With DR in the Cloud, institutions are always prepared to respond to natural and man-made disasters as well as infrastructure and technology failures. The Cloud allows institutions to access their data—no matter what kind of disaster strikes. This could be crucial if a severe storm does damage to an entire city and multiple locations of a community financial institution. The institution would not be able to handle DR on-site, making the Cloud the most viable option. The March 25th outbreak of tornados in central Alabama is a good example of the potential need for cloud DR. The tornadoes tore into hundreds of miles of Alabama forest and neighborhoods, causing significant damage, according to the National Weather Service.
The Cloud provides major benefits in any DR situation, including ease, expediency, and efficiency. If institutions have been doing ongoing backups, they can leverage the Cloud to initiate DR right away. The process is quick; recovery can take minutes instead of hours or days as it did for older DR solutions. However, it’s important to set up DR processes so that they are not subject to issues that can impact the institution’s main system. Take, for instance, the rapidly increasing problem of ransomware. It’s important to have cloud DR services structured so that the DR backups cannot also be infected with the same ransomware.
Essential Aspects of a DR Service
Another essential element for a cloud DR service is testing. The test results should be documented and available for Management and the Board of Directors to scrutinize. This can help institutions ensure their expectations are being met by the DR service. Institutions that are not using a comprehensive DR service are more likely to delay the testing and validation steps that are critical to business continuity planning (BCP). It’s basic human nature: IT admins tend to prioritize addressing urgent day-to-day issues over doing routine testing.
So, either testing doesn’t get done regularly or it doesn’t happen at all. A third-party DR service with a team of experts available can make sure testing gets done at the proper time. Another important issue for institutions is having IT staff available with the appropriate knowledge when a disaster strikes. With an external service provider, someone with the right expertise will always be there to execute the disaster recovery. So, the success of the institution’s DR plan will not depend on the availability of just a few employees.
A comprehensive cloud DR service offers substantial redundancy, reliability, uptime, speed, and value. It can give financial institutions the best bang for their buck. Not using cloud DR can be cost-prohibitive for many institutions, considering the hardware and software requirements, maintenance, ongoing testing, and documentation required.
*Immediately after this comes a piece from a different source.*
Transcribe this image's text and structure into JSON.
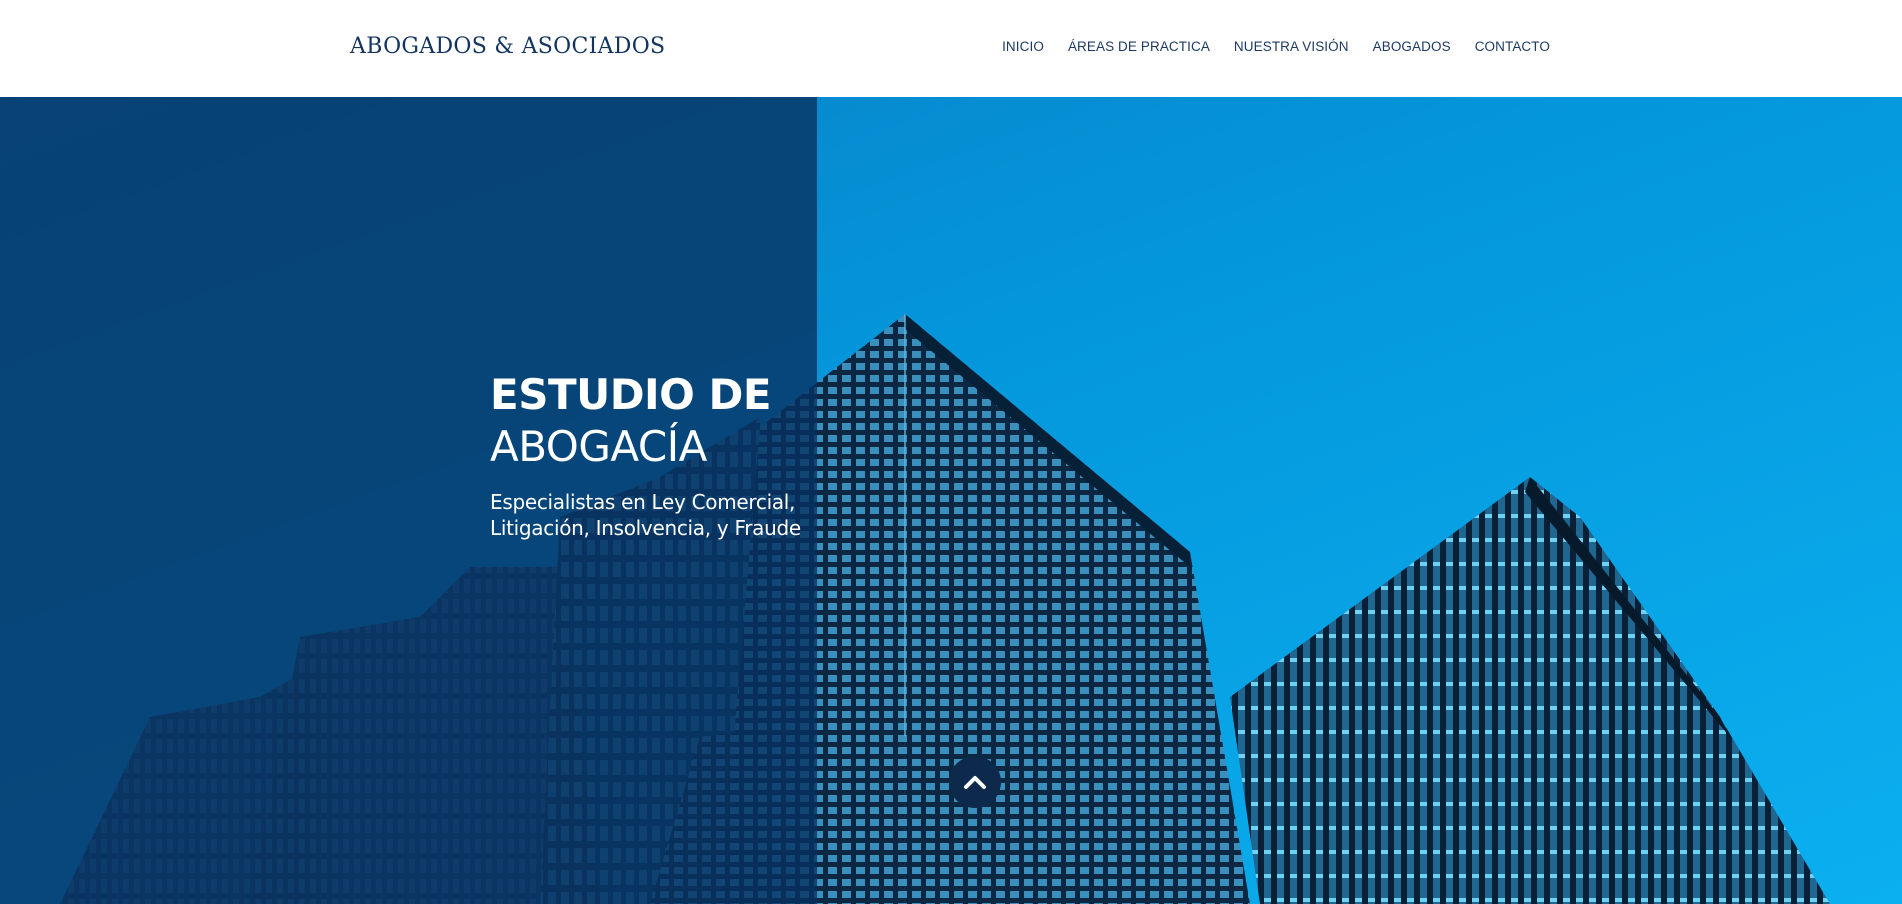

Ultimately, a cloud DR solution from an external service provider can give institutions the comfort of knowing their DR plan is being adequately tested and will work during a real disaster.